Other Ruritanian settings in fiction[edit]

The countries of Syldavia and Borduria, in The Adventures of Tintin are clearly literary descendants of Ruritania, this origin especially accentuated by the classical Ruritarian plot device of identical twins—one good, the other bad—used to resolve a mystery in King Ottokar's Sceptre.

John Buchan's The House of the Four Winds (1935), in which Scottish adventurers help in the overthrow of a corrupt republic and the restoration of the monarchy, is set in the fictional Evallonia.

Eric Ambler's 1936 novel The Dark Frontier, taking place in the fictional southern European country of Ixania in the Balkans, both uses and parodies the main elements of this subgenre. And its influence is also evident in the first scenes of Charlie Chaplin's 1957 movie A King in New York, where King Igor Shahdov is dethroned and escapes his unnamed country for America. The sinister Crown Prince Rudolf, whose country is never named and who confronts Simon Templar in several books of the 1930s also has Ruritanian overtones.

Several of Violet Needham's juvenile novels, beginning with The Black Riders in 1939, are Ruritanian romances set in the fictional countries of Flavonia, Ornowitza and the Empire.

In an odd take on the genre, the 1956 British sci-fi movie The Gamma People is set in Gudavia, a Ruritanian-style central European dictatorship.[5]

Ian Fleming's Chitty-Chitty-Bang-Bang (1964) is (partly) set in the fictional mid-European Vulgaria, and deals with a typical Ruritanian theme: the necessary overthrow of wicked tyrant Baron Bomburst and his child-hating Baroness.

Latveria, ruled by Doctor Doom in the Marvel Comics Universe, is a recognisable late addition to the genre—with the manifest anachronism of the series placing an absolute monarchy in post–World War II Europe.

In the 1938 story Biggles Goes to War, the eponymous World War I pilot Biggles was approached by Maltovia to set up an air force to protect them from their neighbour Lovitzna, both Ruritanian-style central European countries.

In the 1967 story The Mystery of the Silver Spider, the Three Investigators befriended Prince Djaro from Varania, a Ruritanian-style central European monarchy, during his visit to the United States.

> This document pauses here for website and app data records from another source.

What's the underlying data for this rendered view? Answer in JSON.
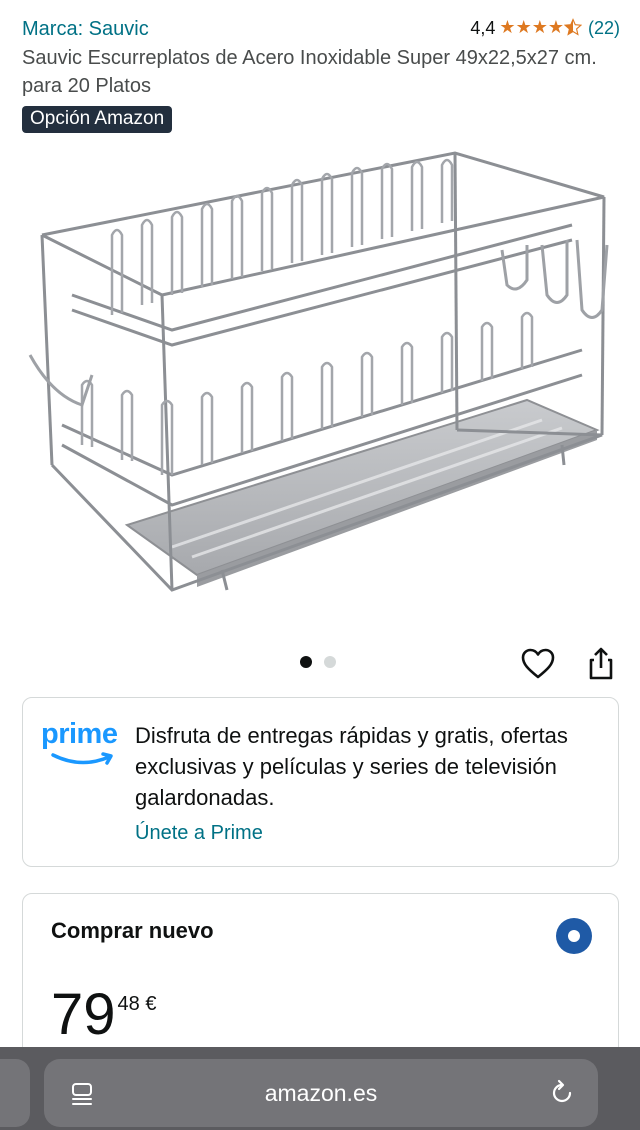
{
  "header": {
    "brand": "Marca: Sauvic",
    "rating_value": "4,4",
    "stars": 4.5,
    "review_count": "(22)",
    "title": "Sauvic Escurreplatos de Acero Inoxidable Super 49x22,5x27 cm. para 20 Platos",
    "badge": "Opción Amazon"
  },
  "gallery": {
    "image_icon": "dish-rack-image",
    "image_count": 2,
    "active_index": 0
  },
  "actions": {
    "favorite_icon": "heart-icon",
    "share_icon": "share-icon"
  },
  "prime": {
    "logo_text": "prime",
    "description": "Disfruta de entregas rápidas y gratis, ofertas exclusivas y películas y series de televisión galardonadas.",
    "link": "Únete a Prime",
    "color": "#1a98ff"
  },
  "buy_box": {
    "title": "Comprar nuevo",
    "price_whole": "79",
    "price_fraction": "48 €",
    "radio_selected": true
  },
  "browser": {
    "url": "amazon.es",
    "tabs_icon": "tabs-icon",
    "reload_icon": "reload-icon"
  },
  "colors": {
    "link": "#007185",
    "star": "#de7921",
    "badge_bg": "#232f3e",
    "radio": "#1f5aa6"
  }
}
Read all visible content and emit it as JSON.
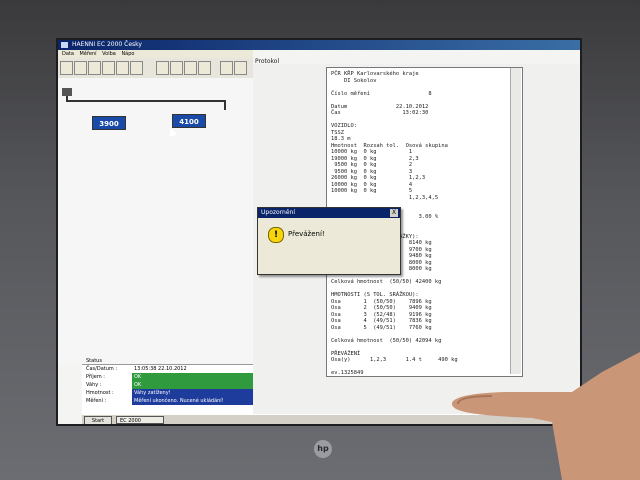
{
  "window": {
    "title": "HAENNI EC 2000 Česky",
    "menu": [
      "Data",
      "Měření",
      "Volba",
      "Nápo"
    ]
  },
  "diagram": {
    "device_left": "3900",
    "device_right": "4100"
  },
  "protocol_label": "Protokol",
  "status": {
    "header": "Status",
    "rows": [
      {
        "label": "Čas/Datum :",
        "value": "13:05:38   22.10.2012",
        "style": "plain"
      },
      {
        "label": "Příjem :",
        "value": "OK",
        "style": "green"
      },
      {
        "label": "Váhy :",
        "value": "OK",
        "style": "green"
      },
      {
        "label": "Hmotnost :",
        "value": "Váhy zatíženy!",
        "style": "blue"
      },
      {
        "label": "Měření :",
        "value": "Měření ukončeno. Nucené ukládání!",
        "style": "blue"
      }
    ]
  },
  "taskbar": {
    "start": "Start",
    "task": "EC 2000"
  },
  "report_lines": [
    "PČR KŘP Karlovarského kraje",
    "    DI Sokolov",
    "",
    "Číslo měření                  8",
    "",
    "Datum               22.10.2012",
    "Čas                   13:02:30",
    "",
    "VOZIDLO:",
    "TSSZ",
    "18.3 m",
    "Hmotnost  Rozsah tol.  Osová skupina",
    "10000 kg  0 kg          1",
    "19000 kg  0 kg          2,3",
    " 9500 kg  0 kg          2",
    " 9500 kg  0 kg          3",
    "26000 kg  0 kg          1,2,3",
    "10000 kg  0 kg          4",
    "10000 kg  0 kg          5",
    "                        1,2,3,4,5",
    "",
    "",
    "                           3.00 %",
    "",
    "",
    "                   SRÁŽKY):",
    "Osa       1  (50/50)    8140 kg",
    "Osa       2  (50/50)    9700 kg",
    "Osa       3  (52/48)    9480 kg",
    "Osa       4  (49/51)    8000 kg",
    "Osa       5  (49/51)    8000 kg",
    "",
    "Celková hmotnost  (50/50) 42400 kg",
    "",
    "HMOTNOSTI (S TOL. SRÁŽKOU):",
    "Osa       1  (50/50)    7896 kg",
    "Osa       2  (50/50)    9409 kg",
    "Osa       3  (52/48)    9196 kg",
    "Osa       4  (49/51)    7836 kg",
    "Osa       5  (49/51)    7760 kg",
    "",
    "Celková hmotnost  (50/50) 42094 kg",
    "",
    "PŘEVÁŽENÍ",
    "Osa(y)      1,2,3      1.4 t     490 kg",
    "",
    "ev.1325849"
  ],
  "dialog": {
    "title": "Upozornění",
    "message": "Převážení!",
    "close": "X",
    "icon": "warning-icon"
  },
  "bezel": {
    "brand": "hp"
  }
}
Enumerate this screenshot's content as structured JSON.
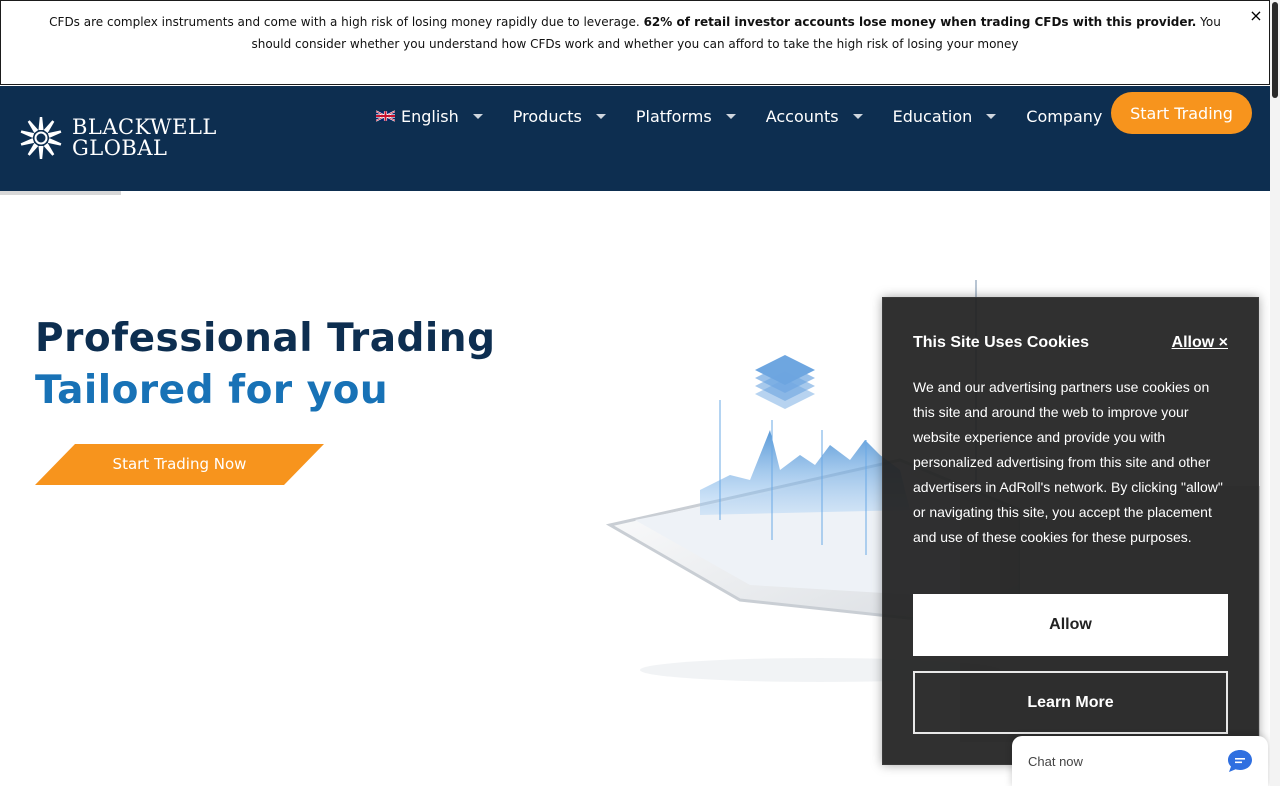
{
  "risk_banner": {
    "text_before": "CFDs are complex instruments and come with a high risk of losing money rapidly due to leverage.",
    "text_bold": "62% of retail investor accounts lose money when trading CFDs with this provider.",
    "text_after": "You should consider whether you understand how CFDs work and whether you can afford to take the high risk of losing your money",
    "close_label": "×"
  },
  "header": {
    "logo_line1": "BLACKWELL",
    "logo_line2": "GLOBAL",
    "nav": [
      {
        "label": "English",
        "icon": "uk-flag-icon"
      },
      {
        "label": "Products"
      },
      {
        "label": "Platforms"
      },
      {
        "label": "Accounts"
      },
      {
        "label": "Education"
      },
      {
        "label": "Company"
      }
    ],
    "cta_label": "Start Trading"
  },
  "hero": {
    "title_line1": "Professional Trading",
    "title_line2": "Tailored for you",
    "cta_label": "Start Trading Now"
  },
  "cookie_banner": {
    "title": "This Site Uses Cookies",
    "allow_link": "Allow ×",
    "body": "We and our advertising partners use cookies on this site and around the web to improve your website experience and provide you with personalized advertising from this site and other advertisers in AdRoll's network. By clicking \"allow\" or navigating this site, you accept the placement and use of these cookies for these purposes.",
    "allow_button": "Allow",
    "learn_more_button": "Learn More"
  },
  "chat": {
    "label": "Chat now",
    "icon": "chat-bubble-icon"
  },
  "colors": {
    "navy": "#0d2e50",
    "blue": "#1872b6",
    "orange": "#f7941d"
  }
}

To ensure successful coronation of the prince, and hence prevent Varania from falling under the Communist Bloc, the United States government despatch the Three Investigators to Varania.

The Grand Budapest Hotel, a 2014 comedy film written and directed by Wes Anderson, is set in the fictional nation of Zubrowka, a central European alpine state teetering on the outbreak of war.

In 2015 James Dunford Wood's Continental With Juice imagined a scenario in which the modern Ruritania (a recent ex-soviet republic) is bankrupt after the credit crunch. Refused a loan by Chancellor Merkel, they are forced to consider resurrecting the monarchy through the long defunct Elpherg dynasty, in order to earn tourist dollars.

See also[edit]


  1. ^ a b John Clute and John Grant, The Encyclopedia of Fantasy p826 ISBN 978-0-312-19869-5
  2. ^ Prisoner of Zenda
  3. ^ McCarthy, Mary (June 4, 1962). "A Bolt from the Blue". The New Republic.  Revised version in Mary McCarthy (2002). A Bolt from the Blue and Other Essays. New York: The New York Review of Books. pp. 83–102. ISBN 1-59017-010-5. Retrieved 2006-09-25. 
  4. ^ a b John Clute and John Grant, The Encyclopedia of Fantasy p827 ISBN 978-0-312-19869-5
  5. ^ The Gamma People (1956) at IMDb

External links[edit]